Nerve-stimulating devices have been created by technologists to aid amputees suffering from phantom limb discomfort. The technique works by stimulating particular neurons and blocking chronic pain with a generator the size of a pacemaker and an electrode.

Neurotechnology-based treatments, which were previously considered science fiction, are rapidly becoming a reality.

The gadget might also be used to treat pain in other chronic diseases, such as post-surgical pain and migraine headaches.

Neurotechnology-based treatments, which were previously considered science fiction, are rapidly becoming a reality.

The field blurs the borders between technology and biology, utilising neurostimulation techniques and brain-machine interfaces. In order to do this, they either record brain impulses and "translate" them into technical control orders, or deliver electrical or visual stimulation to the brain in order to influence it.

Hybrid brain-machine systems are likely to become increasingly common in the future. Numerous neurotech firms, in various phases of development, are trying to do anything from forecasting an athlete's potential, to treating depression.

Scientists predict a big advance in neurotechnology, thanks to the development of ultra-flexible brain-machine interfaces that might reduce the immunological response of the patient.

It has the potential to be a game-changer for many patients, as well as having far-reaching societal consequences.

Brain-interface technology is still in its early stages, but it's vital to investigate ethical issues as devices are created, to ensure they're not harmful. We would not want scientists to create a new gadget and then discover that it has significant ethical implications.

When it comes to neurotechnology, ethical concerns are entrenched not just in the technology or research, but also in society.
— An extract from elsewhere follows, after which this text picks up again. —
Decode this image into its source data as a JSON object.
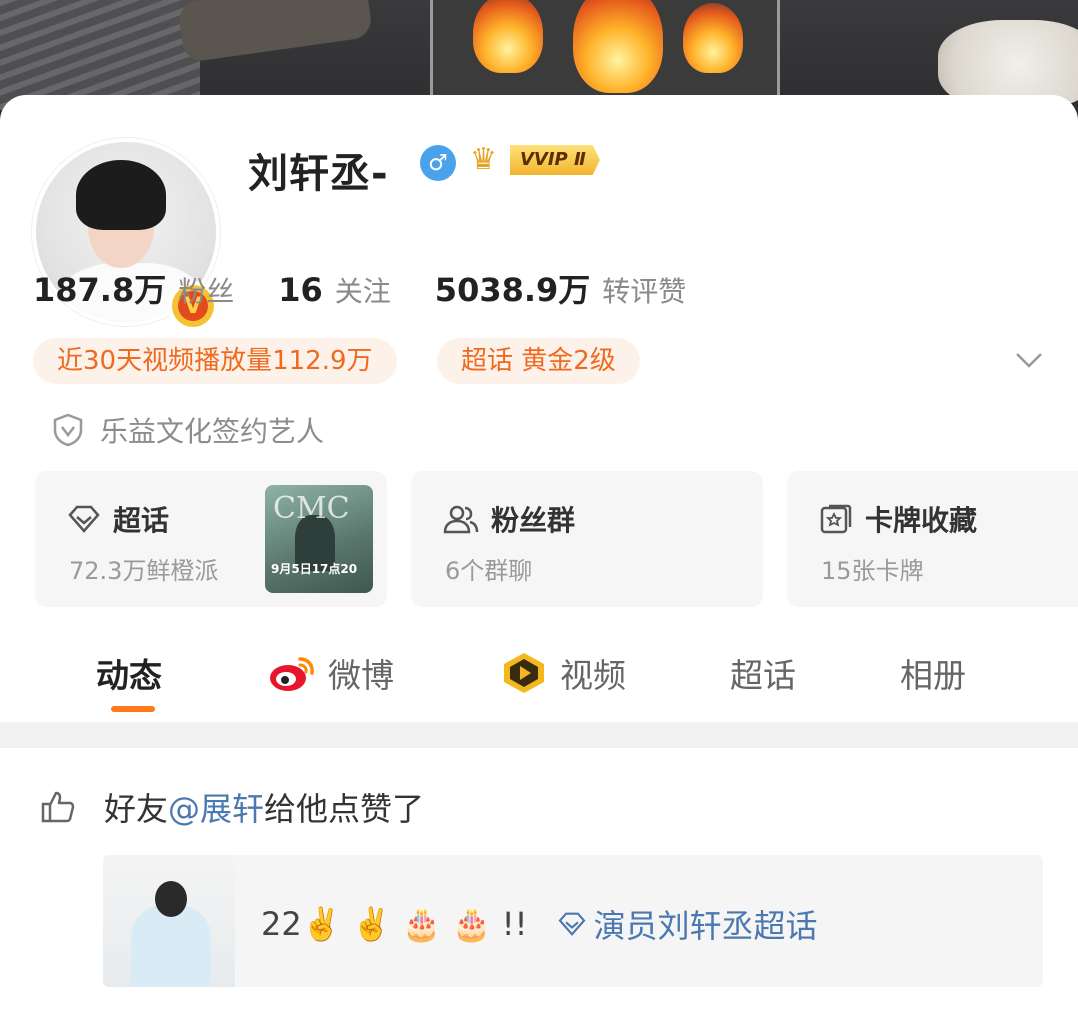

Questions like these aren't only for scientists, engineers, or even professional ethicists; they're part of a wider discussion in society over technology's proper applications, the use of personal data, and when patients should be free to decline treatment.